Do you investigate disruptions that, at first glance, do not seem connected to your business or clients, but that at very least may create distractions relevant to your world?

Recently, I was invited to attend “Navigating a World in Disruption,” the 12th edition of the International Economic Forum of the Americas’ (IEFA) Toronto Global Forum. This lively, open exchange of ideas and experience brought together more than 3500 delegates and 170 speakers representing more than 65 countries—a mix of disruptors, disrupted, and those distracted by disruption.

FYI: Terrific Places to Think: The four annual IEFA Forums are by design and reputation, places that connect attendees with world leaders and with each other. IEFA declares its mission: “to facilitate agreements, offer business opportunities and provide access to unique insights from leading specialists.”

Navigating a World in Disruption

The three-day Global Forum provided opportunities for business leaders, decisions makers, government representatives, and heads of state to discuss how organizations and economies can thrive amidst intense, seemingly-escalating economic, social, and environmental transformation. Speakers across the broad topic range acknowledged that political upheaval, reactive populism, and protectionism provide charged, distracting climates for businesses. This is a challenge as they are already coping, locally and internationally, with the growing list of disruptive technology: digital transformation, cyber risk, artificial intelligence, fintech, blockchain…and the list continues.

Listening to speakers and attendees revealed practical insights for professional practices, independent business, and entrepreneurial ventures intent on successfully “Navigating a World in Disruption.” My research on disruption definitions confirmed the importance of context.

Reducing external and internal distraction is crucial for individuals and organizations intent on building momentum to take advantage of disruption or avoiding negative effects.

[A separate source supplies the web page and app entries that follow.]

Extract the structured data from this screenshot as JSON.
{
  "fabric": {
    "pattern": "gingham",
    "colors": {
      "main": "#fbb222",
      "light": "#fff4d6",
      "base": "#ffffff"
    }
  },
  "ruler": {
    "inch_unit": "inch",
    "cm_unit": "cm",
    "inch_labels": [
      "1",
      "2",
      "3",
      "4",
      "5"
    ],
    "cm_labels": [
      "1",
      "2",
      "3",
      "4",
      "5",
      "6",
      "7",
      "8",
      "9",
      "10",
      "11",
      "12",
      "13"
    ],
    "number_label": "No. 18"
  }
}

Here’s three practical examples:

  1. Cyber-Security:
    Instead of becoming easier, maintaining cyber-security has become more challenging. Often it is the seemingly-simple issues that are most distracting. For instance, weak-password-creation habits persist. Using the same password for multiple accounts is a reality that hackers have trained their efforts on. Do your passwords and those of your employees hold up to scrutiny? These same welcomed users may inadvertently compromise security by clicking on a hacked link or visiting a malware-infested website. When employees leave, how much of your organization’s cyber knowledge leaves with or because of them?
  2. Talent Searches:
    The hiring search for specific IT skills and experience has proven less valuable than unearthing genuine desire and innate ability to learn and share. IT can be learned, but emotional intelligence (EQ) is the socially-valued talent that should be a crucial target during hiring. EQ is an important contributor on many levels from cyber-security to anti- and pro-disruption innovation, among other productivity issues.
  3. Collaboration:
    This word has become a conveniently-evasive catchall that is often used to demonstrate inclusive thinking when little may have taken place. Rarely explained or defined, collaboration frequently remains underestimated and undervalued. Collaboration does not involve only the willingness to cooperate or share, or at least talk about it. Collaboration must include communication skills like active listening, negotiation, and persuasive engagement. For individuals and groups who did not receive communication training in the 20th Century or who concentrated on 21st-Century social media, the conscious use of communication skills like these may not be automatic. The other meaning of the word—collaborating with the enemy—may also detract from its potential. The wish or intent to collaborate may not be enough to create practical, functional exchanges and commitment. Those with the knowledge and experience to facilitate collaboration may have the advantage in navigating the world of disruption.

What are your definitions of “disruption” and “collaboration”?
How prepared are you and your clients for disruption in your industry or their worlds?